The research capacity of two UNSW research facilities has been strengthened by a $3m upgrade from UNSW and the NSW and Federal Governments.
UNSW's revamped Recombinant Products Laboratory and Biofuels Research Laboratory were opened today by the Federal Parliamentary Secretary for Innovation and Industry, Richard Marles MP and the NSW Minister for Science and Medical Research, Jodie McKay MP.
The facilities received financial support under the National Collaborative Research Infrastructure Strategy (NCRIS) program and the NSW State Leverage Funds (SLF) that assist Australian research organizations and companies do world-class research by funding major facilities and supporting infrastructure.
The Biofuels Research Laboratory is a leader in new "second generation" technology for converting non-food based cellulosic biomass to ethanol. Based in the School of Biotechnology and Biomolecular Sciences and led by Professor Peter Rogers, it has an international reputation in the biofuels field.
The laboratory has track records of research and development contracts with Australian and international companies and agencies including Dupont, the US National Renewable Energy Laboratory, the US Department of Energy, BASF, CSR, Orica and Manildra.
The largest single use of ethanol is as a non-fossil fuel and fuel additive. Traditionally ethanol has been produced from sugar and starch-based raw materials. However in the longer term, second generation processes based on cellulosic materials from agricultural and forestry residues and/or high yield biomass energy crops offer greater potential for increased ethanol production.
Recent volatility in the price of oil, security advantages of increased domestic production, environmental benefits of reduced greenhouse gas emissions and the potential for regional development, have sparked increasing interest in the production of biofuels such as ethanol.
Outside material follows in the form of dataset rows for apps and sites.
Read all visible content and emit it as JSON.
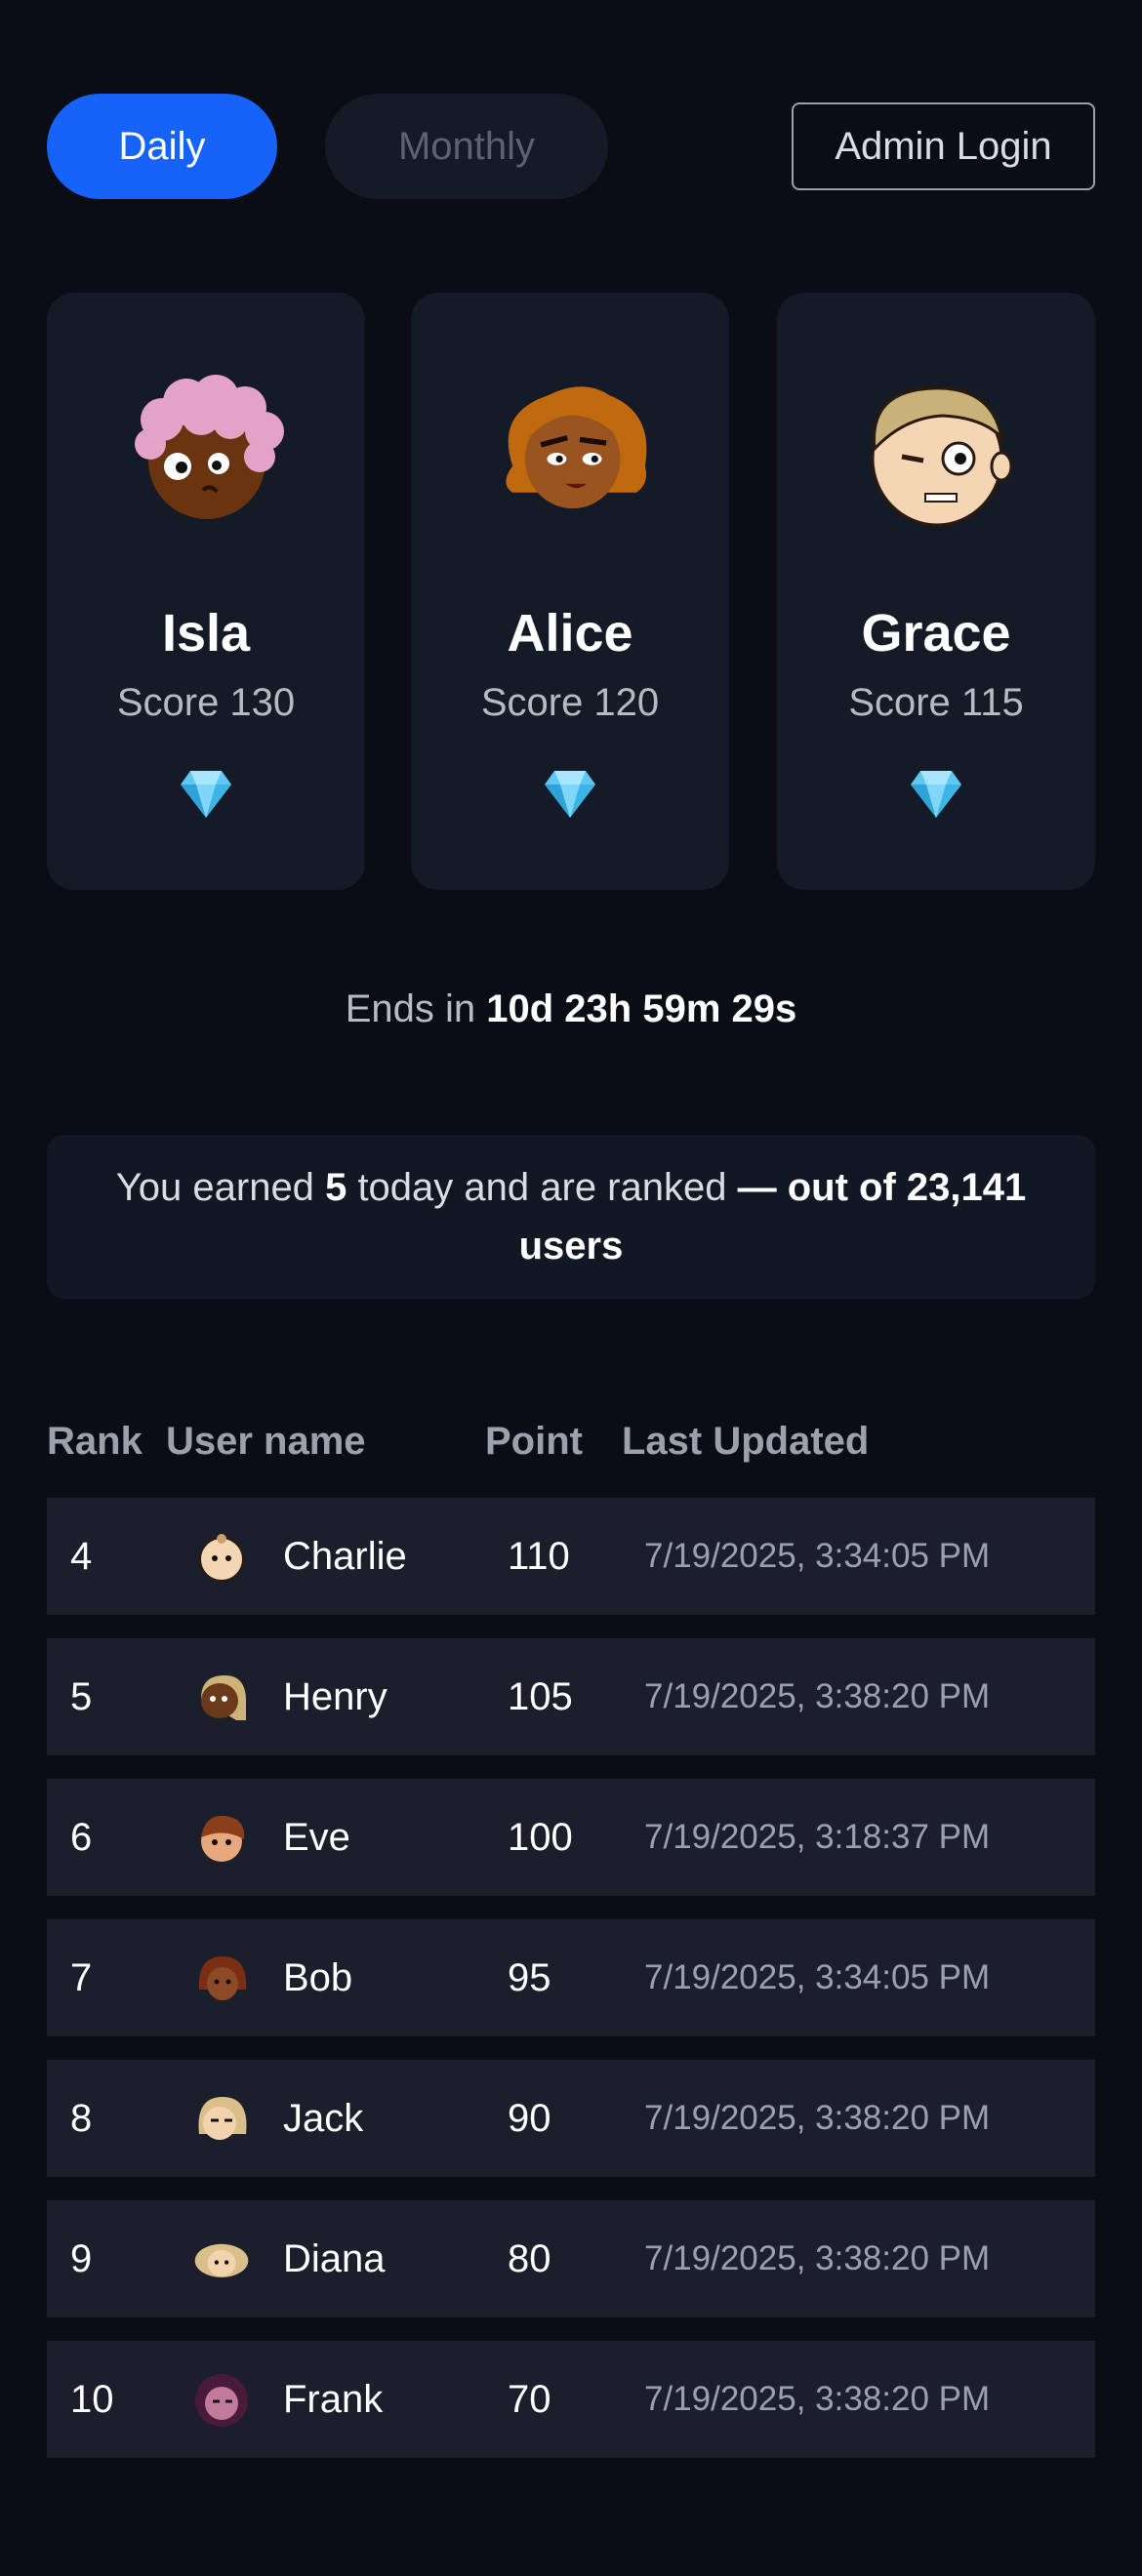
{
  "tabs": {
    "daily": "Daily",
    "monthly": "Monthly"
  },
  "admin_login": "Admin Login",
  "podium": [
    {
      "name": "Isla",
      "score": "Score 130",
      "avatar": "cartoon-avatar-pink-hair"
    },
    {
      "name": "Alice",
      "score": "Score 120",
      "avatar": "cartoon-avatar-orange-hair"
    },
    {
      "name": "Grace",
      "score": "Score 115",
      "avatar": "cartoon-avatar-blond-hair"
    }
  ],
  "gem_icon": "diamond-icon",
  "countdown": {
    "prefix": "Ends in",
    "value": "10d 23h 59m 29s"
  },
  "earned": {
    "part1": "You earned",
    "amount": "5",
    "part2": "today and are ranked",
    "part3": "— out of 23,141 users"
  },
  "table": {
    "headers": {
      "rank": "Rank",
      "user": "User name",
      "point": "Point",
      "updated": "Last Updated"
    },
    "rows": [
      {
        "rank": "4",
        "name": "Charlie",
        "point": "110",
        "updated": "7/19/2025, 3:34:05 PM"
      },
      {
        "rank": "5",
        "name": "Henry",
        "point": "105",
        "updated": "7/19/2025, 3:38:20 PM"
      },
      {
        "rank": "6",
        "name": "Eve",
        "point": "100",
        "updated": "7/19/2025, 3:18:37 PM"
      },
      {
        "rank": "7",
        "name": "Bob",
        "point": "95",
        "updated": "7/19/2025, 3:34:05 PM"
      },
      {
        "rank": "8",
        "name": "Jack",
        "point": "90",
        "updated": "7/19/2025, 3:38:20 PM"
      },
      {
        "rank": "9",
        "name": "Diana",
        "point": "80",
        "updated": "7/19/2025, 3:38:20 PM"
      },
      {
        "rank": "10",
        "name": "Frank",
        "point": "70",
        "updated": "7/19/2025, 3:38:20 PM"
      }
    ]
  },
  "colors": {
    "background": "#0b0d16",
    "accent": "#1762f8",
    "card": "#141a26",
    "row": "#1b1f2b"
  }
}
World production of ethanol in 2006 was 51 billion litres and is predicted to rise to 100 billion litres per year by 2014.
The Australian ethanol market has expanded in response to rapidly increasing oil imports (currently in the range of $A15-18 billion per annum). In 2008 the NSW Government mandated the use of two per cent ethanol in petrol rising to 10 per cent by 2011. This has stimulated increased fuel ethanol production in NSW and new agreements with oil industry partners.
UNSW's revamped Recombinant Products Facility provides services in cell engineering, bioprocess development, fermentation, cell culture and protein purification to the Australian research community and industry. It represents one of four such "nodes" to provide a co-ordinated national research infrastructure capability.
The Recombinant Products Facility was established 15 years ago and is led by Dr Chris Marquis from the School of Biotechnology and Biomolecular Sciences. The facility comprises a dedicated bio-processing laboratory complex including specialist facilities for fermentation, downstream processing, cell culture and a preparative area.
Recombinant DNA technology involves "engineering" cells with segments of DNA that "instruct" the cells to make new proteins. This technology enables production of large amounts of protein for basic research through to production of commercial quantities. It assists researchers to understand the structure and function of proteins which could help them develop new vaccines and therapeutics.
Protein therapeutics is a fast-growing area of drug development and could lead to the better diagnosis and treatment of diseases such as cancer, coronary disease, rheumatoid arthritis, diabetes and infectious diseases.